Unfortunately, the response from the international community has been muted. Nearly half of the U.N.’s funding request of $4.4 billion for humanitarian relief in Afghanistan remains unmet. In fifteen months, the U.S. has spent $567 million—a figure which pales in comparison to the $100 billion they were spending annually when they were funding a war on Afghan soil. U.N. officials are warning that, if insufficient action is taken now, “next year we’ll be asking for $10 billion.”
Part of the reason for this muted response is that the world’s attention is focused on the war in Ukraine – however, we must remember that international humanitarian assistance must flow equally to all nations in conflict. The U.N. High Commissioner for Refugees, Filippo Grandi, said, “Humanitarian assistance has to flow no matter how many other crises compete with Afghanistan around the world.”
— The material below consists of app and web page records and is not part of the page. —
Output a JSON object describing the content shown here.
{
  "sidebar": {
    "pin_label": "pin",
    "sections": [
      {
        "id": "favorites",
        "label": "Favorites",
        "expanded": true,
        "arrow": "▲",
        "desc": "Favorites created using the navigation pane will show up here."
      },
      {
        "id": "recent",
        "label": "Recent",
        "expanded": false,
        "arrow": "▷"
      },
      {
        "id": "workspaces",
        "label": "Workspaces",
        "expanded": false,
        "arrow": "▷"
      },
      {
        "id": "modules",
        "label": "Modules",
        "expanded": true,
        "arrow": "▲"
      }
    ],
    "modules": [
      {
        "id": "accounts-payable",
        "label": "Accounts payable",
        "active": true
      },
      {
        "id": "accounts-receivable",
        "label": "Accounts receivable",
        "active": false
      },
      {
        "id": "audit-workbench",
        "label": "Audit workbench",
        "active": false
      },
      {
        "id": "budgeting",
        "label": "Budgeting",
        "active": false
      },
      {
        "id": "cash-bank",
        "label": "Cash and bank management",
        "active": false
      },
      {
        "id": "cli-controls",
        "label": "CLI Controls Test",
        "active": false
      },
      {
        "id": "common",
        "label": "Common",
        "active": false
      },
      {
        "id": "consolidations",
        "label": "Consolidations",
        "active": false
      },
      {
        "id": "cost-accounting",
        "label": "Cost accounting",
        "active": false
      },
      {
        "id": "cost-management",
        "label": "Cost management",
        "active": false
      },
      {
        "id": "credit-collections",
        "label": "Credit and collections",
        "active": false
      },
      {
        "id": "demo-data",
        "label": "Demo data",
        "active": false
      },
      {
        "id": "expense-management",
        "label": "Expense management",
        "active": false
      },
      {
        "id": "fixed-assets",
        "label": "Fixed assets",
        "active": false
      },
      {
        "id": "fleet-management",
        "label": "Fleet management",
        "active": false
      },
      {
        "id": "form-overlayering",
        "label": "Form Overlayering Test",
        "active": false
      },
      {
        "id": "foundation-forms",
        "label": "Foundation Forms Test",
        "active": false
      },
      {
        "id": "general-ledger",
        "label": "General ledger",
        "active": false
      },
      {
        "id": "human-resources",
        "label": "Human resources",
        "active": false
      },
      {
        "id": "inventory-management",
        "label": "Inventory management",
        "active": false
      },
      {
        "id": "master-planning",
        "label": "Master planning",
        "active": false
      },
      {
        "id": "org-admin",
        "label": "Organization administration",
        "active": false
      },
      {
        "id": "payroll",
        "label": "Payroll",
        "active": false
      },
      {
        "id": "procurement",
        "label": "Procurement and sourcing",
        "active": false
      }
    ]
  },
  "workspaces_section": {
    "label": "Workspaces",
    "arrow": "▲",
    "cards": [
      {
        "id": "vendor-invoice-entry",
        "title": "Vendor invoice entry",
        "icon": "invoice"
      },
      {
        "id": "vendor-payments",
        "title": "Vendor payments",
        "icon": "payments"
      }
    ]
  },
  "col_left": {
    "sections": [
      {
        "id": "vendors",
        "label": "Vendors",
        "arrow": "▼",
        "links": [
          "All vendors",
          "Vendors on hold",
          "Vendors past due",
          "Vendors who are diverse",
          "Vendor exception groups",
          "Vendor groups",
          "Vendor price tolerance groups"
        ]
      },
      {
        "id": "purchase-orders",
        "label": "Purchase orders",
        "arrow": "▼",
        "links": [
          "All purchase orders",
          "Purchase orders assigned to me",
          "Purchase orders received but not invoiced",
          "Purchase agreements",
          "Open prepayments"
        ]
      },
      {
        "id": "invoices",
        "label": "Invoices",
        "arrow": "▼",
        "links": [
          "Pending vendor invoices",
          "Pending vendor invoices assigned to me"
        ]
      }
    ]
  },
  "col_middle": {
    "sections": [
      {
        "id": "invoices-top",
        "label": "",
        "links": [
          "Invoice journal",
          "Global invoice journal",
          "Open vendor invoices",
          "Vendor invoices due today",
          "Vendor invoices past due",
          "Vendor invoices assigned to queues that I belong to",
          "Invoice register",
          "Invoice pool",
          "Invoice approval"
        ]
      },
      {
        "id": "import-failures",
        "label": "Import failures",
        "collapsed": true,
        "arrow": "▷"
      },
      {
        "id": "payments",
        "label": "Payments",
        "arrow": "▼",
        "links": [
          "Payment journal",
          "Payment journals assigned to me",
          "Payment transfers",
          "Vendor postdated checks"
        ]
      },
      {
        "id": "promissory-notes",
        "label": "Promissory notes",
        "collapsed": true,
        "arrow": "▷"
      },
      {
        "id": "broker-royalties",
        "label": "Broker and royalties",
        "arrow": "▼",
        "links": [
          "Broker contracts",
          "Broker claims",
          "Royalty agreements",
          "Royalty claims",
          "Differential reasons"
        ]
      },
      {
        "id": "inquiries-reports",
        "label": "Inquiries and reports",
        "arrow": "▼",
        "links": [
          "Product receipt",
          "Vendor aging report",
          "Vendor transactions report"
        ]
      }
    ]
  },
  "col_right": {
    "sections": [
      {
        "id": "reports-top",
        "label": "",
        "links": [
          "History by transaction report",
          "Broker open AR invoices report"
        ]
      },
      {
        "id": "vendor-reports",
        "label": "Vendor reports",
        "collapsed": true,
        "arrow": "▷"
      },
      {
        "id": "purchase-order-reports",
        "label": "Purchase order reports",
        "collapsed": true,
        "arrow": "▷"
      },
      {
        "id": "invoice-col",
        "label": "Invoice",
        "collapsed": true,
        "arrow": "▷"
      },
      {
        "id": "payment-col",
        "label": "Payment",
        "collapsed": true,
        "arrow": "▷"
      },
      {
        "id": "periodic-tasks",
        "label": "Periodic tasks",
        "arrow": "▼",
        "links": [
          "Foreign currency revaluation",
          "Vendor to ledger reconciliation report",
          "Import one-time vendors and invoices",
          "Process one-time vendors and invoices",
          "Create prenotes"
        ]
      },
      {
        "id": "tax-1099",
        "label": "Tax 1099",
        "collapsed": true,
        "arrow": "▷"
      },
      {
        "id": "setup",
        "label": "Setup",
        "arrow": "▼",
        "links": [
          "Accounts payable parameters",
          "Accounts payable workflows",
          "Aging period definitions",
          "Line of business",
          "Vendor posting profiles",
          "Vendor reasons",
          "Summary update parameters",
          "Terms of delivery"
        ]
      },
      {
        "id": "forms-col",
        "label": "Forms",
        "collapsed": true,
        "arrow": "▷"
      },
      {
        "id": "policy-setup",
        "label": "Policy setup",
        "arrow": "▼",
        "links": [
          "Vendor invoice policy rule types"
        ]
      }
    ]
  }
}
Another reason is that the global focus on Afghanistan in the past decades has been seen inordinately through the lens of American counterterrorism activities. The U.S. war against the Taliban on Afghan soil was motivated not because of the Taliban’s human rights abuses and repression of women but because of their links to Al-Qaeda.
Afghanistan’s dire situation represents one of the most severe and complex human security crises in the world today—one that requires practical and creative action by the international community.
The media’s knee-jerk reaction has been to blame the chaotic and rushed withdrawal of U.S. troops for the entire situation. However, in order to be effective, aid must flow not through U.S. missions but through U.N. operations under Chapter VII of the U.N. Charter.
A neutral approach, where the international community is on neither the political side but solely with the civilian population, has been shown to be far more effective at brokering a stable peace than the previous U.S. policy did. It recognizes both parties to a conflict as legitimate actors while delegitimizing human rights abuse and war crimes on both sides. The neutral humanitarian intervention creates space and incentives for both parties to come to the peace table. And it comes at the moral behest of the entire international community rather than simply the United States.
The mode of aid flow must focus on helping Afghans rebuild sustainable livelihoods and protect basic healthcare and education—these goals must be pursued despite the Taliban’s lack of interest in their core governing responsibilities. There are no easy or simple solutions, but there are a number of ways the international community can act. Human rights groups such as Refugees International and Human Rights Watch have begun publishing guidelines for international aid to Taliban-ruled Afghanistan, especially assistance intended to benefit Afghan women and girls. These guidelines include support for “community-based education” that bypasses the Taliban and allows girls to learn outside the formal education system and financial assistance to civil society groups and communities that fight for women’s rights and freedoms.
Afghan women and girls are being wiped from sight. The world must not compound their invisibility by neglecting to come to their aid.